--- Data for processing ---

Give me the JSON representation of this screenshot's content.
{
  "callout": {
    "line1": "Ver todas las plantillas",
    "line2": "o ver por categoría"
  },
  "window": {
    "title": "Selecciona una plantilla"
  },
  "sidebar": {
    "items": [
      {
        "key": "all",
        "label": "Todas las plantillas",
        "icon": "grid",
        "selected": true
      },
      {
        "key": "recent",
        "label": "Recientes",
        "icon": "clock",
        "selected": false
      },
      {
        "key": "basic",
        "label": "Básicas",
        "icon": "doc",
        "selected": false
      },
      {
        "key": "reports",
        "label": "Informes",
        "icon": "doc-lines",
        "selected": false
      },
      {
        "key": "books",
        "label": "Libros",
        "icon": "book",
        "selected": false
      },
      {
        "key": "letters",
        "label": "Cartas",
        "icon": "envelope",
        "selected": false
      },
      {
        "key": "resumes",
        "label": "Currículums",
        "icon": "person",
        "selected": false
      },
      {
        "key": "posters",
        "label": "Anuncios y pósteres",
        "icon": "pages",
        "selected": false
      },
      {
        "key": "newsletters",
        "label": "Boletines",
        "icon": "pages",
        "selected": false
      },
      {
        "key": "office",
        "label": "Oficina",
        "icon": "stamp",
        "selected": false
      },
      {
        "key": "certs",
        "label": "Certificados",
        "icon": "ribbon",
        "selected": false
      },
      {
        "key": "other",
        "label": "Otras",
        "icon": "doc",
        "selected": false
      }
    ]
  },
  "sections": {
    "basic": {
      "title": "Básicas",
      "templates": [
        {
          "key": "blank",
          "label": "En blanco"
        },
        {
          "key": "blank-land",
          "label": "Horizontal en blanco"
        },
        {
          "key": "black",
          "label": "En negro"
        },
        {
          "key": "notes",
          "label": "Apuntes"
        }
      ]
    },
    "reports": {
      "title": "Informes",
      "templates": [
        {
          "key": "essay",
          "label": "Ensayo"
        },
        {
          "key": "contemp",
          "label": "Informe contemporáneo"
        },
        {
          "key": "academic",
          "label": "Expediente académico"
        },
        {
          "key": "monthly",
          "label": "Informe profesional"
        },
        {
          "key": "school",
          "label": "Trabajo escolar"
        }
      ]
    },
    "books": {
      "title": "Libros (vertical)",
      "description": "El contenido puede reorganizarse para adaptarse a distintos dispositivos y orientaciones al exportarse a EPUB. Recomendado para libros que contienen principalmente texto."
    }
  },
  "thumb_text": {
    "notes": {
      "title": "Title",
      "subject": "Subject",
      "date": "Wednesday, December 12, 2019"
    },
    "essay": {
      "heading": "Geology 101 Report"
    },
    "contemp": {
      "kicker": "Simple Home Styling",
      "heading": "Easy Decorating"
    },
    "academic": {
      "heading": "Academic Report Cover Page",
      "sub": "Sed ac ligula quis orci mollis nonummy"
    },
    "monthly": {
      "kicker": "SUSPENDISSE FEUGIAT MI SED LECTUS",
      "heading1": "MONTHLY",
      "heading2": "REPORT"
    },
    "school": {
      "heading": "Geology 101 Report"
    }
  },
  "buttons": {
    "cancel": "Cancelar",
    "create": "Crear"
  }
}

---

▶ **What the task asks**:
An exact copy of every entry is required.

▶ **Written reply**:
Give me the JSON representation of this screenshot's content.
{
  "callout": {
    "line1": "Ver todas las plantillas",
    "line2": "o ver por categoría"
  },
  "window": {
    "title": "Selecciona una plantilla"
  },
  "sidebar": {
    "items": [
      {
        "key": "all",
        "label": "Todas las plantillas",
        "icon": "grid",
        "selected": true
      },
      {
        "key": "recent",
        "label": "Recientes",
        "icon": "clock",
        "selected": false
      },
      {
        "key": "basic",
        "label": "Básicas",
        "icon": "doc",
        "selected": false
      },
      {
        "key": "reports",
        "label": "Informes",
        "icon": "doc-lines",
        "selected": false
      },
      {
        "key": "books",
        "label": "Libros",
        "icon": "book",
        "selected": false
      },
      {
        "key": "letters",
        "label": "Cartas",
        "icon": "envelope",
        "selected": false
      },
      {
        "key": "resumes",
        "label": "Currículums",
        "icon": "person",
        "selected": false
      },
      {
        "key": "posters",
        "label": "Anuncios y pósteres",
        "icon": "pages",
        "selected": false
      },
      {
        "key": "newsletters",
        "label": "Boletines",
        "icon": "pages",
        "selected": false
      },
      {
        "key": "office",
        "label": "Oficina",
        "icon": "stamp",
        "selected": false
      },
      {
        "key": "certs",
        "label": "Certificados",
        "icon": "ribbon",
        "selected": false
      },
      {
        "key": "other",
        "label": "Otras",
        "icon": "doc",
        "selected": false
      }
    ]
  },
  "sections": {
    "basic": {
      "title": "Básicas",
      "templates": [
        {
          "key": "blank",
          "label": "En blanco"
        },
        {
          "key": "blank-land",
          "label": "Horizontal en blanco"
        },
        {
          "key": "black",
          "label": "En negro"
        },
        {
          "key": "notes",
          "label": "Apuntes"
        }
      ]
    },
    "reports": {
      "title": "Informes",
      "templates": [
        {
          "key": "essay",
          "label": "Ensayo"
        },
        {
          "key": "contemp",
          "label": "Informe contemporáneo"
        },
        {
          "key": "academic",
          "label": "Expediente académico"
        },
        {
          "key": "monthly",
          "label": "Informe profesional"
        },
        {
          "key": "school",
          "label": "Trabajo escolar"
        }
      ]
    },
    "books": {
      "title": "Libros (vertical)",
      "description": "El contenido puede reorganizarse para adaptarse a distintos dispositivos y orientaciones al exportarse a EPUB. Recomendado para libros que contienen principalmente texto."
    }
  },
  "thumb_text": {
    "notes": {
      "title": "Title",
      "subject": "Subject",
      "date": "Wednesday, December 12, 2019"
    },
    "essay": {
      "heading": "Geology 101 Report"
    },
    "contemp": {
      "kicker": "Simple Home Styling",
      "heading": "Easy Decorating"
    },
    "academic": {
      "heading": "Academic Report Cover Page",
      "sub": "Sed ac ligula quis orci mollis nonummy"
    },
    "monthly": {
      "kicker": "SUSPENDISSE FEUGIAT MI SED LECTUS",
      "heading1": "MONTHLY",
      "heading2": "REPORT"
    },
    "school": {
      "heading": "Geology 101 Report"
    }
  },
  "buttons": {
    "cancel": "Cancelar",
    "create": "Crear"
  }
}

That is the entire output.